I had these experiences in the Peace Corps and I learned a lot, but I never got to the 'So what?,' or the 'Now what?' I didn’t have the intellectual or emotional maturity to process it. SIT got me there. Today, I talk to parents about sending their children abroad through SIT. I have Morocco, Tunisia, Jordan, and South Africa in my portfolio. Parents often have no idea what that means to send your children to these places. I go back to my intercultural communication competencies.

Before I made that connection as an admissions counselor, I was heavy on the 'admissions' and less on the 'counselor.' But because of what I learned, it helped me identify my own knowledge base, to counsel parents who are concerned for their children, while also helping to humanize Moroccans, Jordanians, South Africans, and Tunisians for families who want to know more before sending their children abroad. It has finally given me a level of patience and a desire to help educate. I've been working at SIT for several years, and I stopped counting, but by year five I had already helped more than 3,000 students travel abroad.

To your mind, what makes for the ideal SIT-Peace Corps candidate?

SIT and the Peace Corps have a great deal in common in that they both seek students who have drive, but are flexible, open, caring and have a desire to meet people where they are. There is also an intercultural piece to it. Many people think intercultural means international, but that's not necessarily the case. Someone who studies at SIT, or is a good candidate for SIT, is probably comfortable traveling abroad but they can also see the intercultural experience in all aspects of life, even the domestic side.

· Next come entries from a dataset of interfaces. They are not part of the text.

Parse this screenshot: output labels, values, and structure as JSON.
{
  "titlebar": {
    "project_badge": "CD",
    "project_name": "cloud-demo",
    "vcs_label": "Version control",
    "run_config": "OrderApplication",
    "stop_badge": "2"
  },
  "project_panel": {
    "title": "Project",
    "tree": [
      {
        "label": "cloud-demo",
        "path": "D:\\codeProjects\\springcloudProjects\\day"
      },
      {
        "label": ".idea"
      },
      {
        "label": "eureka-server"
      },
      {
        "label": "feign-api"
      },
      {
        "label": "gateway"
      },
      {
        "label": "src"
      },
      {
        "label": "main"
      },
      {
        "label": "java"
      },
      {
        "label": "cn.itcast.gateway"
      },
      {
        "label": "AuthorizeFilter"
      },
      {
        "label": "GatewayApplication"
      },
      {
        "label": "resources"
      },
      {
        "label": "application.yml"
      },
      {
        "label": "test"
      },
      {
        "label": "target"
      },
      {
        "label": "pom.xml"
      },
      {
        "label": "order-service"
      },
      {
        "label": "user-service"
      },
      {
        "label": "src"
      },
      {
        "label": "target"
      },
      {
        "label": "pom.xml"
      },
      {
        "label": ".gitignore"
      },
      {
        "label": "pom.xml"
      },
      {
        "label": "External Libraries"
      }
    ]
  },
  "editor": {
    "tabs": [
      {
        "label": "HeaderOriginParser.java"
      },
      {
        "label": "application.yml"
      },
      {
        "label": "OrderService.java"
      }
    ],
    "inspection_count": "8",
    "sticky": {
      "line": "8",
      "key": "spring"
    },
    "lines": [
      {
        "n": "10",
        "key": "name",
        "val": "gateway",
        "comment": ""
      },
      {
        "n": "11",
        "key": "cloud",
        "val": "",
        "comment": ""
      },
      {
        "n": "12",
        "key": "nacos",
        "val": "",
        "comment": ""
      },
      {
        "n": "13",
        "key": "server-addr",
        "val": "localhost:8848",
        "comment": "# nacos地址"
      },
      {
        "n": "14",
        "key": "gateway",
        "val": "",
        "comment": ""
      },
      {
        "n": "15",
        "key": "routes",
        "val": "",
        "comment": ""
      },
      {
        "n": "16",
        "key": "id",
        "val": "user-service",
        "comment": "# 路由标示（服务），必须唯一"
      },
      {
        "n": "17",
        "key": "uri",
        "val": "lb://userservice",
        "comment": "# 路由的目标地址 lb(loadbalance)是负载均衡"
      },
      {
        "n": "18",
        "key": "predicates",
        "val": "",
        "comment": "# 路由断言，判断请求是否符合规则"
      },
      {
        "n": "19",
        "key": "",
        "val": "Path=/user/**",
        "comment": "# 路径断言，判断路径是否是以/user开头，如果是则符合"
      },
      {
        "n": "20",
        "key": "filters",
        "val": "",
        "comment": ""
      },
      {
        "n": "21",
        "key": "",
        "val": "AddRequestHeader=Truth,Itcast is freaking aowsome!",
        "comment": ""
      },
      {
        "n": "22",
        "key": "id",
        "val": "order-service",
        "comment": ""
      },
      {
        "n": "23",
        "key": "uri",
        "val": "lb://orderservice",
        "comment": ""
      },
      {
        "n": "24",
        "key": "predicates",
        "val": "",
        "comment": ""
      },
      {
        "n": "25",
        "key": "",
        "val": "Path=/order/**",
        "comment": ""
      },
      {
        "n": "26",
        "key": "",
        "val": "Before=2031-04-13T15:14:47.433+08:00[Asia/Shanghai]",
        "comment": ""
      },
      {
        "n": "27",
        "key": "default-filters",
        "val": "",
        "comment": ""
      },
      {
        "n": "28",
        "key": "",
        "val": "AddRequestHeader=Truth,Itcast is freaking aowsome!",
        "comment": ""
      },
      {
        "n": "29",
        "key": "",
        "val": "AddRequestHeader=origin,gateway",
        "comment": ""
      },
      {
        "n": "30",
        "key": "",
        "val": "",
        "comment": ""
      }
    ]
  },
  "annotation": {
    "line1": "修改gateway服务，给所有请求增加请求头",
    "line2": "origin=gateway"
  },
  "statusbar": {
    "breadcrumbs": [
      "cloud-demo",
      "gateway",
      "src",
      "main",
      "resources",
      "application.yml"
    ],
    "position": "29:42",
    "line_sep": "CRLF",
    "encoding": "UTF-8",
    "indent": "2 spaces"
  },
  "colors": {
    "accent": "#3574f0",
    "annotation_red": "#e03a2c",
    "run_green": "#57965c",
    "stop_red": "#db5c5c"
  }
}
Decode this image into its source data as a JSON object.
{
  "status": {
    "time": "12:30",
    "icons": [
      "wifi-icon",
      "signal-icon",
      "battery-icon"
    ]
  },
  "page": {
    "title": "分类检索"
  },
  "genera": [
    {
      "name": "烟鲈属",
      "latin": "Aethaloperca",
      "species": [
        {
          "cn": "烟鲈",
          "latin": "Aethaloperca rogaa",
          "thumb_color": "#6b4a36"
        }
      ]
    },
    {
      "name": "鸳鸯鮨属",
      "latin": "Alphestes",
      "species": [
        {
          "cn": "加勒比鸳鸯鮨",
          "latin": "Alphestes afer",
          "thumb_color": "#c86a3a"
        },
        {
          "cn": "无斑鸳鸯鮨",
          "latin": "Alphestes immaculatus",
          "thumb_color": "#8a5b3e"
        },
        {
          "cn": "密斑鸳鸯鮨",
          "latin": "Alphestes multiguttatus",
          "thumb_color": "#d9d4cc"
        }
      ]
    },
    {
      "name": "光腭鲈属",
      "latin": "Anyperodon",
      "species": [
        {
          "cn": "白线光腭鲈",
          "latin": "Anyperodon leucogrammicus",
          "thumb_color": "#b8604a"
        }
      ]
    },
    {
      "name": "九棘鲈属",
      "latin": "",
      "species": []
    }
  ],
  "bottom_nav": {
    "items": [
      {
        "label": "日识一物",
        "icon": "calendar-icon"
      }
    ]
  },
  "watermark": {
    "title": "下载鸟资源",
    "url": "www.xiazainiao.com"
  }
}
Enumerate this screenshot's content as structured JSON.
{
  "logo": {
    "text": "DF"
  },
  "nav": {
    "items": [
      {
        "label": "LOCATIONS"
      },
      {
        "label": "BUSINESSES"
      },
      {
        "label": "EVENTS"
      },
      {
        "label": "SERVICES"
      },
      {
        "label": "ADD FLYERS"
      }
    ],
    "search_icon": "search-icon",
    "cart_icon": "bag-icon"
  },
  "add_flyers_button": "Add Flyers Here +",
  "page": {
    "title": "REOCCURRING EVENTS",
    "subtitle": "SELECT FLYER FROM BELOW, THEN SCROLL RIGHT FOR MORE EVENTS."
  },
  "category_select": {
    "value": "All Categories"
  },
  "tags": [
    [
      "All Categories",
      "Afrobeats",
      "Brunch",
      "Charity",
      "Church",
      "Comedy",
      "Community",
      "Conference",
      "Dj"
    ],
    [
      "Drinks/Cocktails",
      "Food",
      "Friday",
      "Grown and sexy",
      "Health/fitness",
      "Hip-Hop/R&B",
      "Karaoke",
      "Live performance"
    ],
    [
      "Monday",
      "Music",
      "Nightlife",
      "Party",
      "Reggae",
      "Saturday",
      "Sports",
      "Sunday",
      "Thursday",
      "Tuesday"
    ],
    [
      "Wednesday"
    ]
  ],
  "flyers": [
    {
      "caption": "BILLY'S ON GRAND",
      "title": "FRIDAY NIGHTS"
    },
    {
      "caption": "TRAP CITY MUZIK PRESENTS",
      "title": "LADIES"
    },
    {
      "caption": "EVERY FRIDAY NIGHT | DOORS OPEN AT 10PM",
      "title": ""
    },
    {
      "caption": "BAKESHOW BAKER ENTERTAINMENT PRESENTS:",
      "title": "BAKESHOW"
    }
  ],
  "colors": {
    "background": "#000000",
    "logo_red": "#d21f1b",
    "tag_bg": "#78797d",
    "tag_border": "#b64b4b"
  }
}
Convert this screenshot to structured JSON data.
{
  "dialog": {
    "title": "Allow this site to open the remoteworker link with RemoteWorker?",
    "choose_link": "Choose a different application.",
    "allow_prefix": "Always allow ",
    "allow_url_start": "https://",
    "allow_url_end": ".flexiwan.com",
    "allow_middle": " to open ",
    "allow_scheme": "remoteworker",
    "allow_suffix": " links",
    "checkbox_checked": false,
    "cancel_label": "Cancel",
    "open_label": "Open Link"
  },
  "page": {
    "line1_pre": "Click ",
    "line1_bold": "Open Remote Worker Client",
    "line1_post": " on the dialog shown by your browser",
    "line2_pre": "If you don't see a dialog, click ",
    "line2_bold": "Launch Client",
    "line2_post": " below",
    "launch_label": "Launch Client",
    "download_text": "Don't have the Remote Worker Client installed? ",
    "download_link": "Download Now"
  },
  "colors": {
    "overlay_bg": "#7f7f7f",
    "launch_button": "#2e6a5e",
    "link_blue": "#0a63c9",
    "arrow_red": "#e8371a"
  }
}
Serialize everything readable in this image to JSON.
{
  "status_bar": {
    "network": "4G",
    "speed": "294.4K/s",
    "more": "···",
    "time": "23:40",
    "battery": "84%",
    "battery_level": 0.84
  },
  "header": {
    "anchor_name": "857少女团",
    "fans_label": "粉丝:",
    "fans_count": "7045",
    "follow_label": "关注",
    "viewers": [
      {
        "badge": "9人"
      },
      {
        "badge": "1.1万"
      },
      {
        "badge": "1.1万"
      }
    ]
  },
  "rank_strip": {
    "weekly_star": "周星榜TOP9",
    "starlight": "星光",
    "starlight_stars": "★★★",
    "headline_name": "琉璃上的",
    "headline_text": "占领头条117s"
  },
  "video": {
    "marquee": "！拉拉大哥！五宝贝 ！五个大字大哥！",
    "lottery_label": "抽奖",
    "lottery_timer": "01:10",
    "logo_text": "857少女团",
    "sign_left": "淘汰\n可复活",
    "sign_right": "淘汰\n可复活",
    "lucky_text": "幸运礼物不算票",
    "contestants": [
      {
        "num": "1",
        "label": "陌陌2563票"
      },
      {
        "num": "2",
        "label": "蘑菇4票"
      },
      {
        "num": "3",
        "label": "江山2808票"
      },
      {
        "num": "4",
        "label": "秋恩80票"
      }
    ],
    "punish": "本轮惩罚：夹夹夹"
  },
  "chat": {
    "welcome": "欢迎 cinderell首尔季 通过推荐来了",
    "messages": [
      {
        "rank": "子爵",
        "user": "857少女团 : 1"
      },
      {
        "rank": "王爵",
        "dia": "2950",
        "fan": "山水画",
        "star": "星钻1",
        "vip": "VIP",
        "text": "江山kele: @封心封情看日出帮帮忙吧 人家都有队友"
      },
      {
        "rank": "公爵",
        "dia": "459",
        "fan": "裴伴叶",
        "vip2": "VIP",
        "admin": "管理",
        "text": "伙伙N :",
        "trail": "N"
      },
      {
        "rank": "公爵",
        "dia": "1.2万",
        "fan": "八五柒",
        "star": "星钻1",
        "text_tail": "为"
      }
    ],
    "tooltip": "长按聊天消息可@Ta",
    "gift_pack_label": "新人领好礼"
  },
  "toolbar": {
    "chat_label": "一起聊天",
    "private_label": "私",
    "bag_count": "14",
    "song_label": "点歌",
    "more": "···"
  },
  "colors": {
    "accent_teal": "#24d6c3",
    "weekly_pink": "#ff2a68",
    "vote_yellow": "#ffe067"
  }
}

The above is the first in a series of Q&As the School for International Training is conducting with alumni of both the Peace Corps and SIT.

To learn more about SIT Graduate Institute's scholarships for returning Peace Corps volunteers or SIT master's and doctorate programs, please reach out to Mary Kay Sigda at [email protected] or Maira Tungatarova [email protected].